If the server responds with a TCP reset, the TCP Reset Reassign value starts going up. Once either of the previous values reaches the threshold—the default is 8—LocalDirector declares that a server has failed. LocalDirector then tries to bring the server back into service state by directing live connections after a retry. The default is one minute. To specify the number of minutes before a failed server receives a live connection to check its state, use the retry command.

Using the data Command

Using the data command in the LocalDirector configuration also can cause server failure. To limit the number of connections to a server that has an open connection to a client, but which is not sending data in response to a request, use the data command. The data command waits until after the TCP handshake has taken place and a request from the client comes through, for example a HTTP GET. The data command makes sure the server responds with data that fulfills the request instead of timing out.

If the server fails to respond to a client's request for data after the TCP handshake, the data counter will increment by 1. Once the data counter has reached the number that is specified in the LocalDirector config, the server will be marked as failed because of an application failure (Real machine 'x' Failed Application). Investigate why the server is sending TCP resets or not answering to connections.

If you want LocalDirector to take longer before reporting that a server has failed, use the threshold command to increase the threshold value.

To set the maximum number of connections that LocalDirector sends to a real server, use the maxconns command. To remove a maxconns value, use the no maxconns command. The default value for the maxconns command is 0, or unlimited connections.

You must first bind this virtual server to a real server. The maxconns command action applies to all real servers bound to this virtual server. The default is no limitation, so the maximum is limited only by available resources. You can, however, set a limit to avoid overloading your servers. You can disable the server state testing by setting the reassign threshold to 0, which effectively means unlimited. The server is never taken out of service automatically, only the timeouts. TCP resets increment the counters.

No Answer Message

A server also can fail if a no answer message is seen from the real server after a TCP SYN packet from the client has been assigned. This can occur two ways:

  • The real server is down or unable to respond.

  • The real server's response is circumventing the LocalDirector on the path back to the client. LocalDirector does not see the reply and cannot use Network Address Translation (NAT) to return the packet back to the virtual address.

To increase the rate at which servers are considered failed, adjust the failure counter by reducing the threshold and reassign values.

Preventing LocalDirector from Failing Servers

To keep LocalDirector from failing servers that are refusing connections, increase the threshold and reassign values.

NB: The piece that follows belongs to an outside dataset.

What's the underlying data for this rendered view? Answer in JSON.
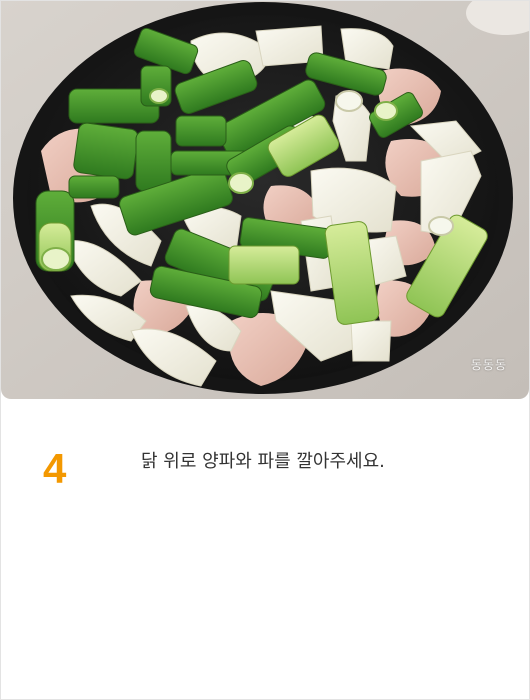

For example, a site receiving 400 connections per second may need its threshold value increased to 30.


Here is example output from the data command:

localdirector(config)# data ? 
   data {real_id | virtual_id} [number of connections]  
   localdirector(config)# data 30

Note: When the virtual_id is specified, all real servers represented by that virtual server are affected.

show real

The show real command indicates the number of unanswered connections for each real server.

localdirector(config)# show real
   Real Machines:
                                                       No Answer    TCP Reset   DataIn 
   Machine                   Connect   State  Thresh   Reassigns    Reassigns   Conns          0       OOS     8         0             0         0

show data

The show data command indicates the value set with the data command.

localdirector(config)# show data  
        Real Machine(s)                  DataIn                50 

Related Information

Updated: Jan 31, 2006
Document ID: 15061